Jess Thom has Tourette's. She is also a fantastically entertaining performer. Along with her assistant known as Chopin (Jess Mable Jones), the two put on a fascinating piece of live theatre. Thom's condition makes her involuntarily say 'biscuit' 16,000 times a day, as well as all sorts of other unpredictable things. These tics are not just silly, but often oozing with creativity. When Thom talks about the number of people with Tourette's in the UK she said there are 300,000 people and, in a moment of involuntary tic, 'and nine dinosaurs.'
This sort of unpredictability makes for an awkward start, with the audience being unsure of what constitutes laughing at or laughing with.
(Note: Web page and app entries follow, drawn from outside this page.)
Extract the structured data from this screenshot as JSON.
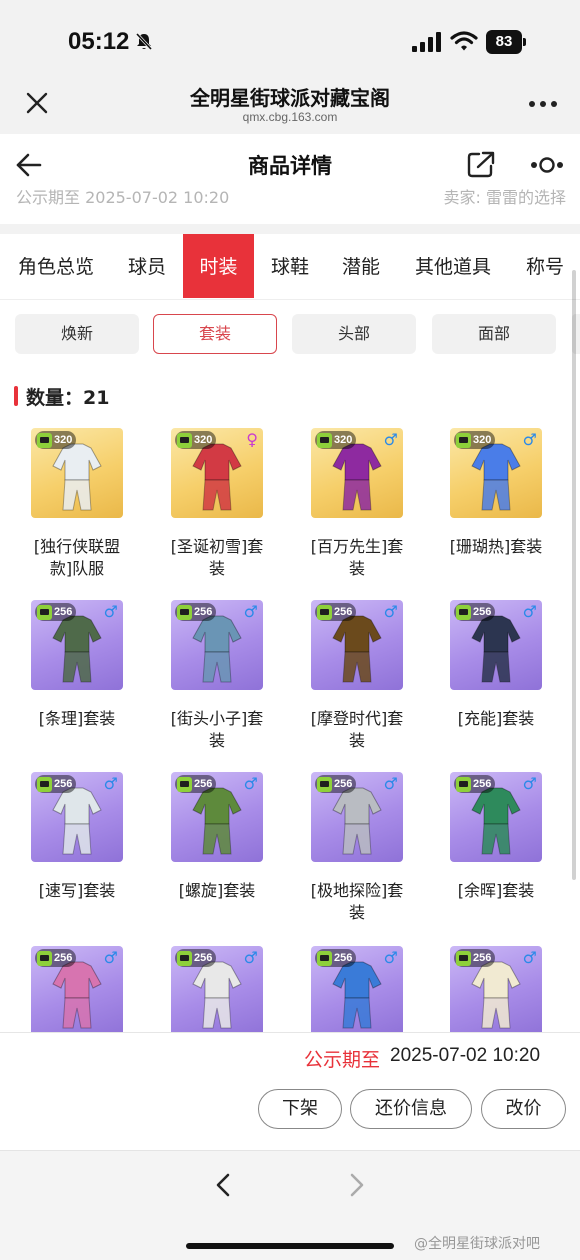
{
  "status_bar": {
    "time": "05:12",
    "battery": "83"
  },
  "browser": {
    "title": "全明星街球派对藏宝阁",
    "url": "qmx.cbg.163.com"
  },
  "header": {
    "title": "商品详情"
  },
  "peek": {
    "left": "公示期至 2025-07-02 10:20",
    "right": "卖家: 雷雷的选择"
  },
  "tabs": [
    {
      "label": "角色总览"
    },
    {
      "label": "球员"
    },
    {
      "label": "时装"
    },
    {
      "label": "球鞋"
    },
    {
      "label": "潜能"
    },
    {
      "label": "其他道具"
    },
    {
      "label": "称号"
    }
  ],
  "active_tab": "时装",
  "subtabs": [
    {
      "label": "焕新"
    },
    {
      "label": "套装"
    },
    {
      "label": "头部"
    },
    {
      "label": "面部"
    }
  ],
  "active_subtab": "套装",
  "count_label": "数量：21",
  "items": [
    {
      "line1": "[独行侠联盟",
      "line2": "款]队服",
      "value": "320",
      "gender": "",
      "bg": "gold",
      "color": "#e9eef2"
    },
    {
      "line1": "[圣诞初雪]套",
      "line2": "装",
      "value": "320",
      "gender": "♀",
      "bg": "gold",
      "color": "#d23a44"
    },
    {
      "line1": "[百万先生]套",
      "line2": "装",
      "value": "320",
      "gender": "♂",
      "bg": "gold",
      "color": "#8e2aa0"
    },
    {
      "line1": "[珊瑚热]套装",
      "line2": "",
      "value": "320",
      "gender": "♂",
      "bg": "gold",
      "color": "#4a7de8"
    },
    {
      "line1": "[条理]套装",
      "line2": "",
      "value": "256",
      "gender": "♂",
      "bg": "purple",
      "color": "#4f6a4a"
    },
    {
      "line1": "[街头小子]套",
      "line2": "装",
      "value": "256",
      "gender": "♂",
      "bg": "purple",
      "color": "#6a95b5"
    },
    {
      "line1": "[摩登时代]套",
      "line2": "装",
      "value": "256",
      "gender": "♂",
      "bg": "purple",
      "color": "#6b4a1c"
    },
    {
      "line1": "[充能]套装",
      "line2": "",
      "value": "256",
      "gender": "♂",
      "bg": "purple",
      "color": "#2c3550"
    },
    {
      "line1": "[速写]套装",
      "line2": "",
      "value": "256",
      "gender": "♂",
      "bg": "purple",
      "color": "#dfe6ea"
    },
    {
      "line1": "[螺旋]套装",
      "line2": "",
      "value": "256",
      "gender": "♂",
      "bg": "purple",
      "color": "#5e8a3c"
    },
    {
      "line1": "[极地探险]套",
      "line2": "装",
      "value": "256",
      "gender": "♂",
      "bg": "purple",
      "color": "#b9bcc2"
    },
    {
      "line1": "[余晖]套装",
      "line2": "",
      "value": "256",
      "gender": "♂",
      "bg": "purple",
      "color": "#2e8a5c"
    },
    {
      "line1": "",
      "line2": "",
      "value": "256",
      "gender": "♂",
      "bg": "purple",
      "color": "#d774b0"
    },
    {
      "line1": "",
      "line2": "",
      "value": "256",
      "gender": "♂",
      "bg": "purple",
      "color": "#e8e8e8"
    },
    {
      "line1": "",
      "line2": "",
      "value": "256",
      "gender": "♂",
      "bg": "purple",
      "color": "#3a7bd8"
    },
    {
      "line1": "",
      "line2": "",
      "value": "256",
      "gender": "♂",
      "bg": "purple",
      "color": "#f1ead2"
    }
  ],
  "footer": {
    "pub_label": "公示期至",
    "pub_date": "2025-07-02 10:20",
    "buttons": [
      {
        "label": "下架"
      },
      {
        "label": "还价信息"
      },
      {
        "label": "改价"
      }
    ]
  },
  "watermark": "@全明星街球派对吧",
  "colors": {
    "accent": "#e8323a",
    "male": "#2a8ae8",
    "female": "#c93bd0"
  }
}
The set is made up of whimsical things like a photo of Mother Teresa, an anvil with the word 'bin' on it, and a piece of bread named Steve – all things Thom said when asked what the set should be. You aren't sure if the performance is going off the rails or if this is what was planned, or probably most likely, both. But it doesn't take long for Thom and Chopin to win you over through their pure talent and magnetism. In fact, the best parts of the show are when they start to veer from the planned script, seeing not only what the performers improvise in the moment, but how they manage to reel in the chaos.
Instead of just a comedic look at what Thom's life is like, it is not only a hilarious but an incredibly touching one too. Moments like watching Thom try to eat a strawberry or comparing Tourette's to blinking transform the often misunderstood condition into a relatable, everyday experience. Particularly impactful are her stories of her experiences in attending theatre and being asked to move to where people can't hear her. It's even more impressive when you realize Thom has taken this difficult memory and turned it into a positive, where her seat now is the best in the house.
Backstage in Biscuit Land is theatre at it's best. It's not only one of the most entertaining performances happening now, but emotionally powerful, filled with twists and turns, and at the same time enlightening and full of empathy. When theatre makes you challenge your own beliefs about the world, that's when it has gone beyond simply words on a stage into something much bigger. And Biscuit Land is one of the rare ones to do so.